Do you ever wonder what it’s like to be an insect? To be so teeny tiny that you can sit on a leaf? To live in a world so small that each minute is like a day? I do. Every time I see a butterfly or a dragonfly or a bee, I try to imagine myself in that little world… Continue reading
This morning I read a good article about success. I share the sentiments of the author, and I would like to kind of build upon what was said there in this entry. To summarize, the author basically was saying that he doesn’t live his life in a constant climb to the top. He feels he would have to compromise too many of his personal values to make more money and basically his dignity is more important than his paycheck. I think that is a fantastic attitude to have and I wish our society made it easier for good, honest people to find themselves in positions of power without having to lie, cheat, or steal to get there. Maybe then we’d have a government with less corruption. All I can do is speculate… Continue reading

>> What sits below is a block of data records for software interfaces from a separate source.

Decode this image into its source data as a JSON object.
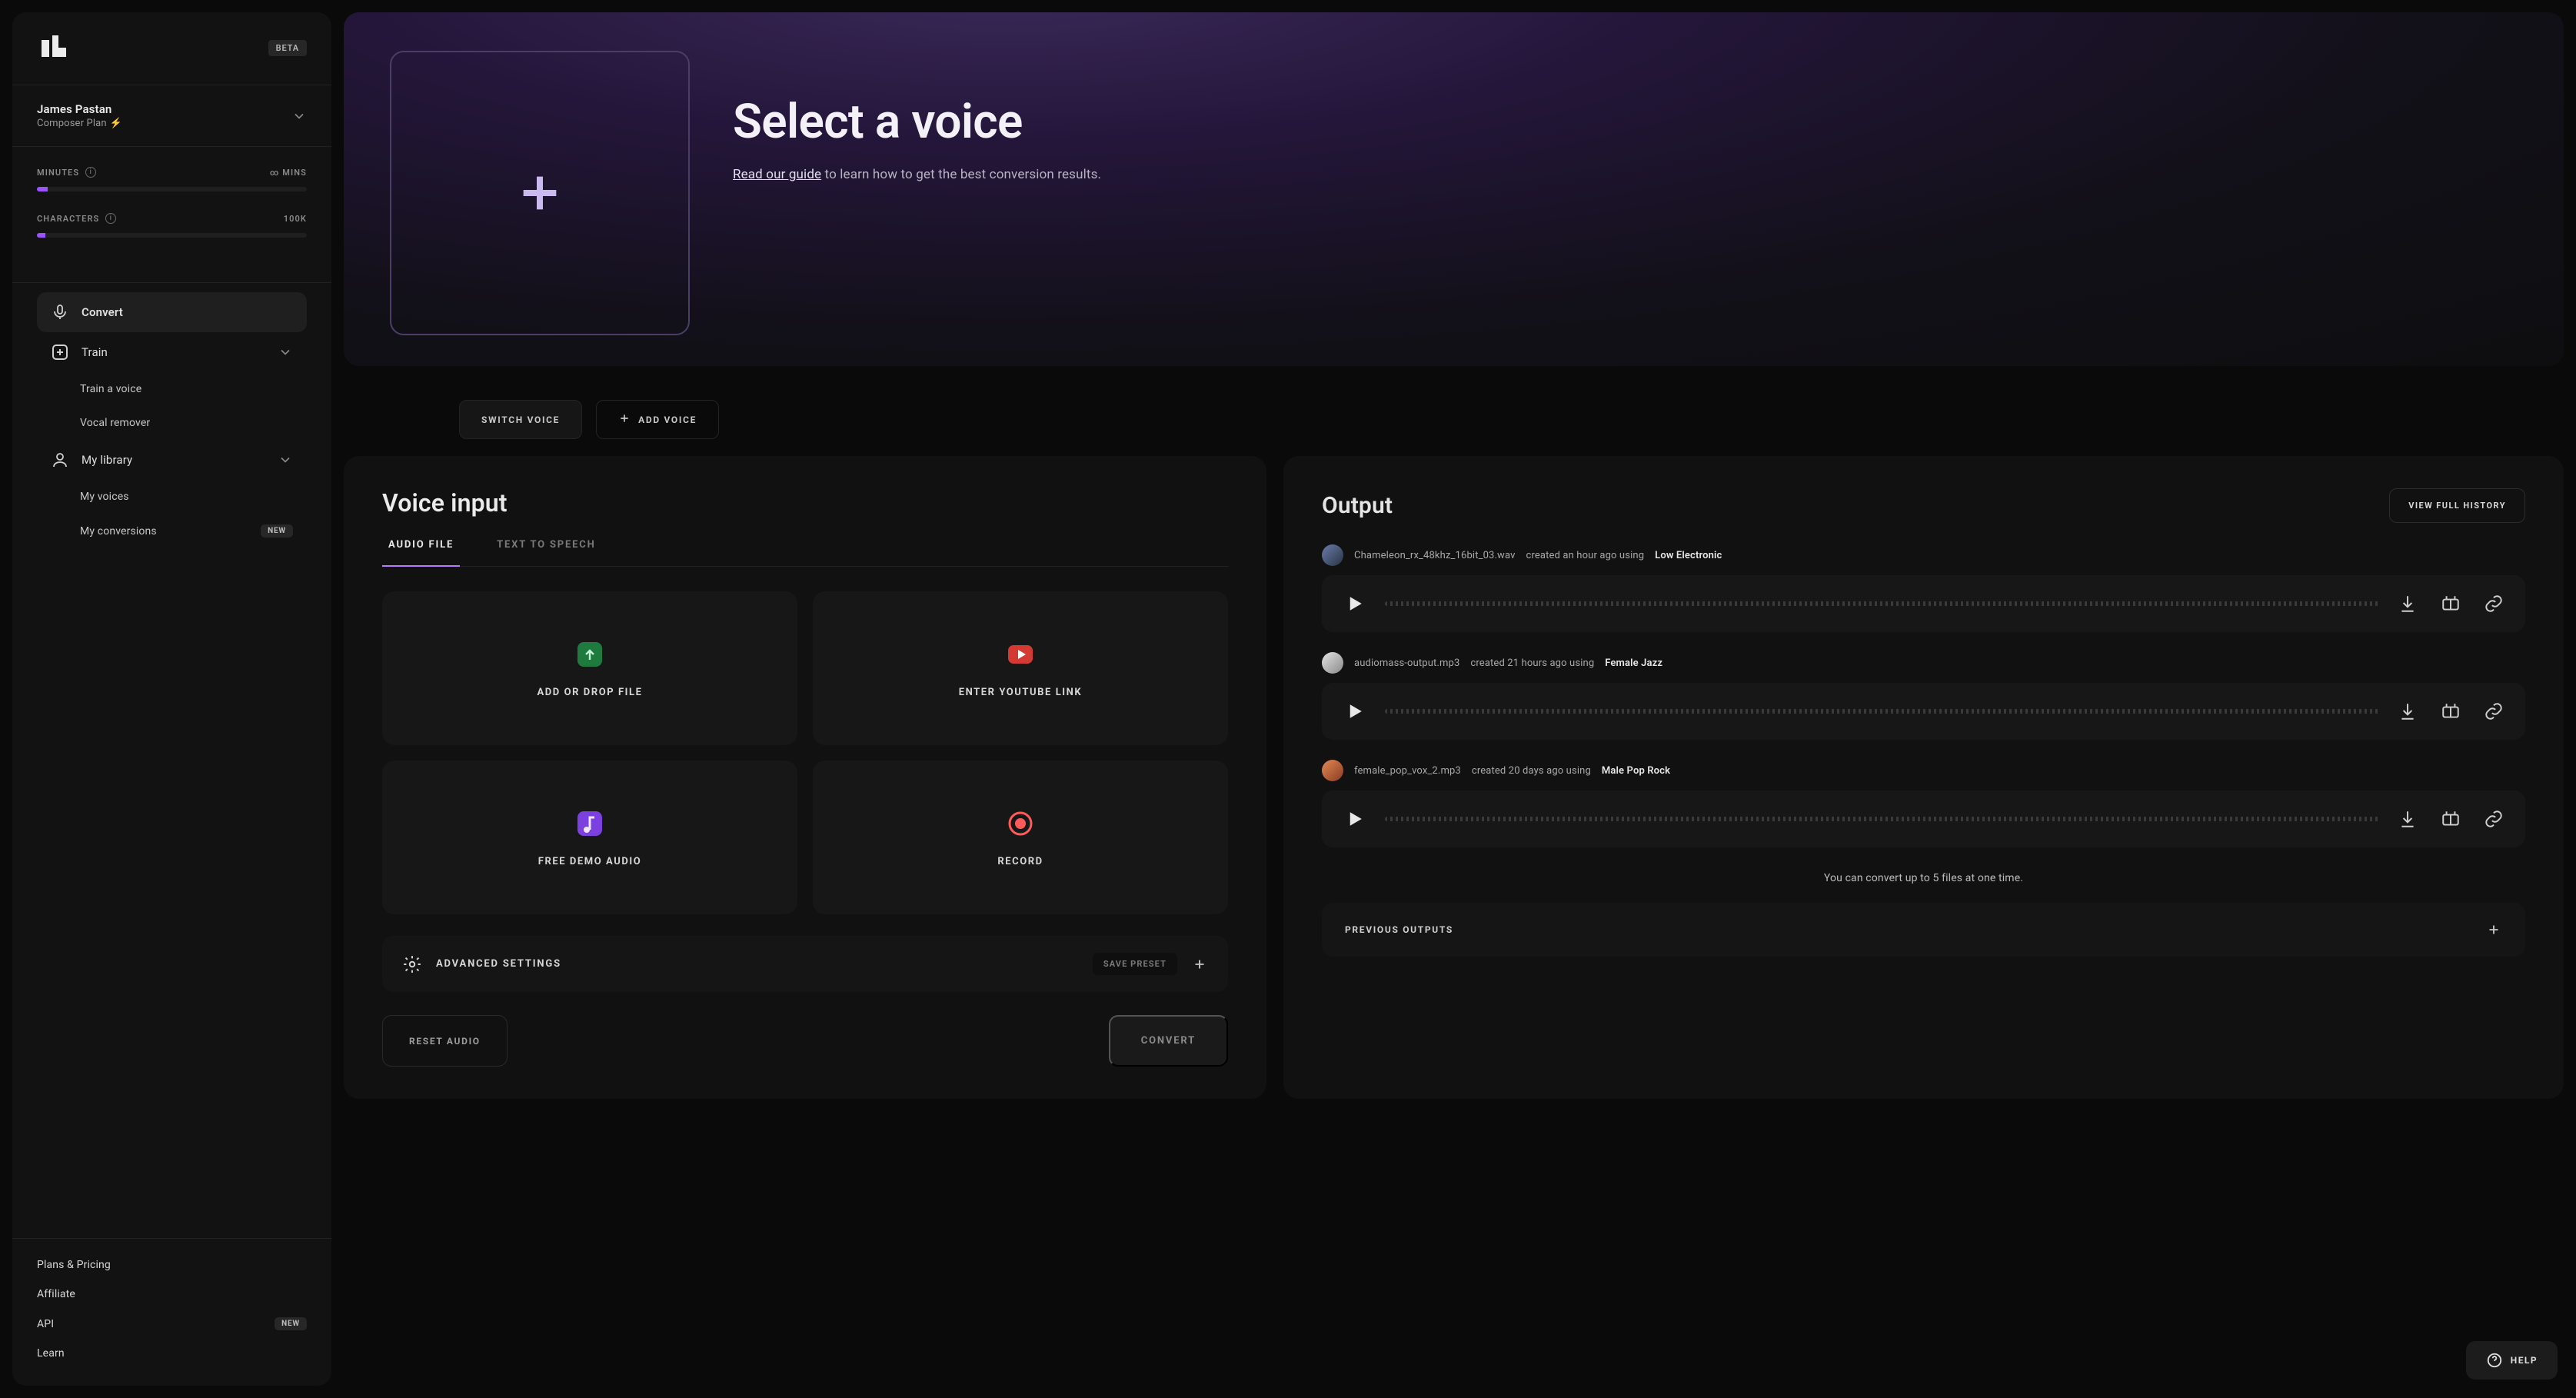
{
  "app": {
    "beta_label": "BETA"
  },
  "user": {
    "name": "James Pastan",
    "plan": "Composer Plan"
  },
  "meters": {
    "minutes": {
      "label": "MINUTES",
      "value": "∞ MINS"
    },
    "characters": {
      "label": "CHARACTERS",
      "value": "100K"
    }
  },
  "nav": {
    "convert": "Convert",
    "train": "Train",
    "train_sub": {
      "train_voice": "Train a voice",
      "vocal_remover": "Vocal remover"
    },
    "library": "My library",
    "library_sub": {
      "my_voices": "My voices",
      "my_conversions": "My conversions"
    },
    "new_badge": "NEW"
  },
  "sidebar_links": {
    "plans": "Plans & Pricing",
    "affiliate": "Affiliate",
    "api": "API",
    "learn": "Learn"
  },
  "hero": {
    "title": "Select a voice",
    "guide_link": "Read our guide",
    "guide_rest": " to learn how to get the best conversion results."
  },
  "hero_buttons": {
    "switch": "SWITCH VOICE",
    "add": "ADD VOICE"
  },
  "voice_input": {
    "title": "Voice input",
    "tab_audio": "AUDIO FILE",
    "tab_tts": "TEXT TO SPEECH",
    "tile_add": "ADD OR DROP FILE",
    "tile_youtube": "ENTER YOUTUBE LINK",
    "tile_demo": "FREE DEMO AUDIO",
    "tile_record": "RECORD",
    "advanced": "ADVANCED SETTINGS",
    "save_preset": "SAVE PRESET",
    "reset": "RESET AUDIO",
    "convert": "CONVERT"
  },
  "output": {
    "title": "Output",
    "view_history": "VIEW FULL HISTORY",
    "limit_note": "You can convert up to 5 files at one time.",
    "previous": "PREVIOUS OUTPUTS",
    "items": [
      {
        "file": "Chameleon_rx_48khz_16bit_03.wav",
        "meta": " created an hour ago using ",
        "model": "Low Electronic"
      },
      {
        "file": "audiomass-output.mp3",
        "meta": " created 21 hours ago using ",
        "model": "Female Jazz"
      },
      {
        "file": "female_pop_vox_2.mp3",
        "meta": " created 20 days ago using ",
        "model": "Male Pop Rock"
      }
    ]
  },
  "help": "HELP"
}
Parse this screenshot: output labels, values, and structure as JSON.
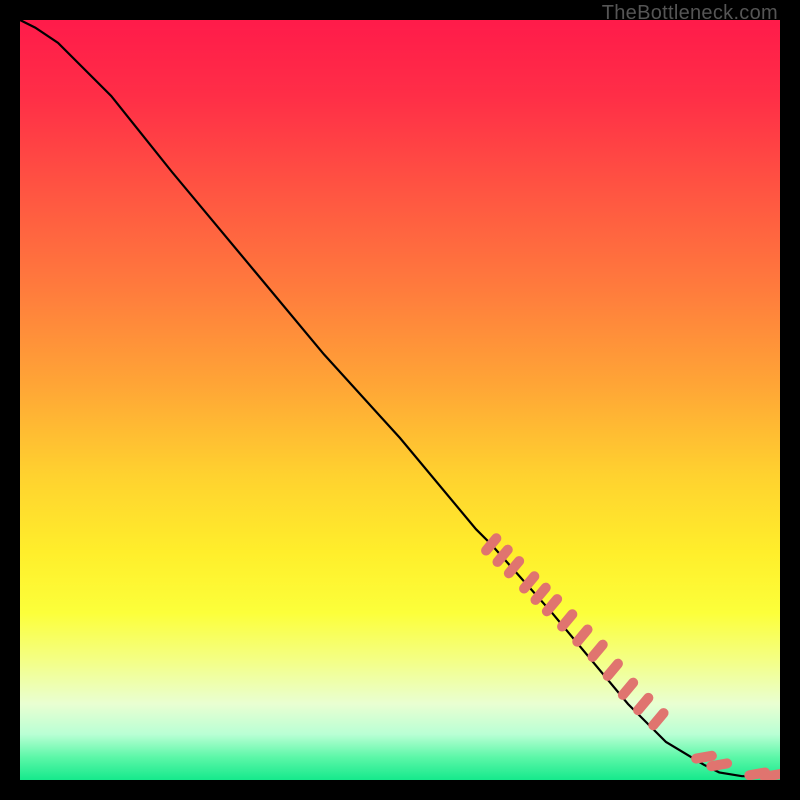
{
  "chart_data": {
    "type": "line",
    "title": "",
    "xlabel": "",
    "ylabel": "",
    "xlim": [
      0,
      100
    ],
    "ylim": [
      0,
      100
    ],
    "watermark": "TheBottleneck.com",
    "background_gradient": {
      "stops": [
        {
          "offset": 0.0,
          "color": "#ff1b4a"
        },
        {
          "offset": 0.1,
          "color": "#ff2e47"
        },
        {
          "offset": 0.22,
          "color": "#ff5342"
        },
        {
          "offset": 0.35,
          "color": "#ff7a3d"
        },
        {
          "offset": 0.48,
          "color": "#ffa536"
        },
        {
          "offset": 0.6,
          "color": "#ffd22f"
        },
        {
          "offset": 0.7,
          "color": "#ffee2b"
        },
        {
          "offset": 0.78,
          "color": "#fcff3a"
        },
        {
          "offset": 0.84,
          "color": "#f4ff82"
        },
        {
          "offset": 0.9,
          "color": "#e9ffd2"
        },
        {
          "offset": 0.94,
          "color": "#b9ffd4"
        },
        {
          "offset": 0.97,
          "color": "#5cf7a8"
        },
        {
          "offset": 1.0,
          "color": "#15e98c"
        }
      ]
    },
    "series": [
      {
        "name": "bottleneck-curve",
        "type": "line",
        "color": "#000000",
        "x": [
          0,
          2,
          5,
          8,
          12,
          20,
          30,
          40,
          50,
          60,
          62,
          70,
          80,
          85,
          90,
          92,
          95,
          100
        ],
        "y": [
          100,
          99,
          97,
          94,
          90,
          80,
          68,
          56,
          45,
          33,
          31,
          22,
          10,
          5,
          2,
          1,
          0.5,
          0.5
        ]
      },
      {
        "name": "gpu-points",
        "type": "scatter",
        "color": "#e0746f",
        "marker": "pill",
        "x": [
          62,
          63.5,
          65,
          67,
          68.5,
          70,
          72,
          74,
          76,
          78,
          80,
          82,
          84,
          90,
          92,
          97,
          99
        ],
        "y": [
          31,
          29.5,
          28,
          26,
          24.5,
          23,
          21,
          19,
          17,
          14.5,
          12,
          10,
          8,
          3,
          2,
          0.8,
          0.6
        ]
      }
    ]
  }
}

Zenhabits.net is one of the few blogs I read regularly. It’s been one of those weird days for me so I’d like to leave you with a thought from the most recent post on Zen Habits titled “Life is Poetry:”
Each of us lives a life that expresses who we are, reacts to the world around us, shows our passions, reflects our deep river of feeling and being.
We might sing out in joy, through our words and actions and expressions, we might hide in fear and pain, we might lash out in anger. Every thing we do, everything we are, expresses.
Gandhi’s message was his life, and yours is your life. What message are you giving the world, through your actions, how you live, how you treat others, what you accomplish, how you choose to be, every moment of every day?
Are you an angry rant? A ballad? An epic poem?
Perhaps a sonnet, a limerick, a haiku?
If your life is a poem, what do you want it to say? What would you rather leave out? What will the essence be?
Enjoy each moment as the perfect syllable, recognize the lyrical in the everyday, and sink your teeth softly into that cold delicious fruit.
At the end of the post is the poem “This is Just to Say” by William Carlos Williams and it talks about plums. I would like to leave you with another poem with a subject of fruit:
The Orange by Wendy Cope
At lunchtime I bought a huge orange
The size of it made us all laugh.
I peeled it and shared it with Robert and Dave—
They got quarters and I had a half.
And that orange it made me so happy,
As ordinary things often do
Just lately. The shopping. A walk in the park
This is peace and contentment. It’s new.
The rest of the day was quite easy.
I did all my jobs on my list
And enjoyed them and had some time over.
I love you. I’m glad I exist.
When you think of a butterfly what do you think of? A bug with big pretty wings? A monarch? A tattoo?
At my current position as an AmeriCorps volunteer, I’ve had the great pleasure of learning about these fascinating creatures. We had some volunteers come to the park and spruce up our neglected, existing butterfly garden. It was decided that the butterfly garden needed a kiosk with butterfly information, and I got the lucky position of creating that information. I put a lot of research into the information, working closely with Dr. Leesa Sward, a park volunteer and college professor. Since working on the project I’ve developed a great fascination and appreciation for butterflies.
To a lot of girls my age, a butterfly is a symbol. A symbol of beauty, metamorphosis, and carefreeness. To me, they are also a member of the order Lepidoptera, crucial pollinators of flowering plants, and food for birds and reptiles. I am amazed at the transformation they make from caterpillars to butterflies. Imagine growing a shell around yourself, losing your human form, and emerging as a bird. How does that happen? It’s science I know, but it’s magical that it even takes place. Perhaps that is why they are so fascinating to me, because they were once something else.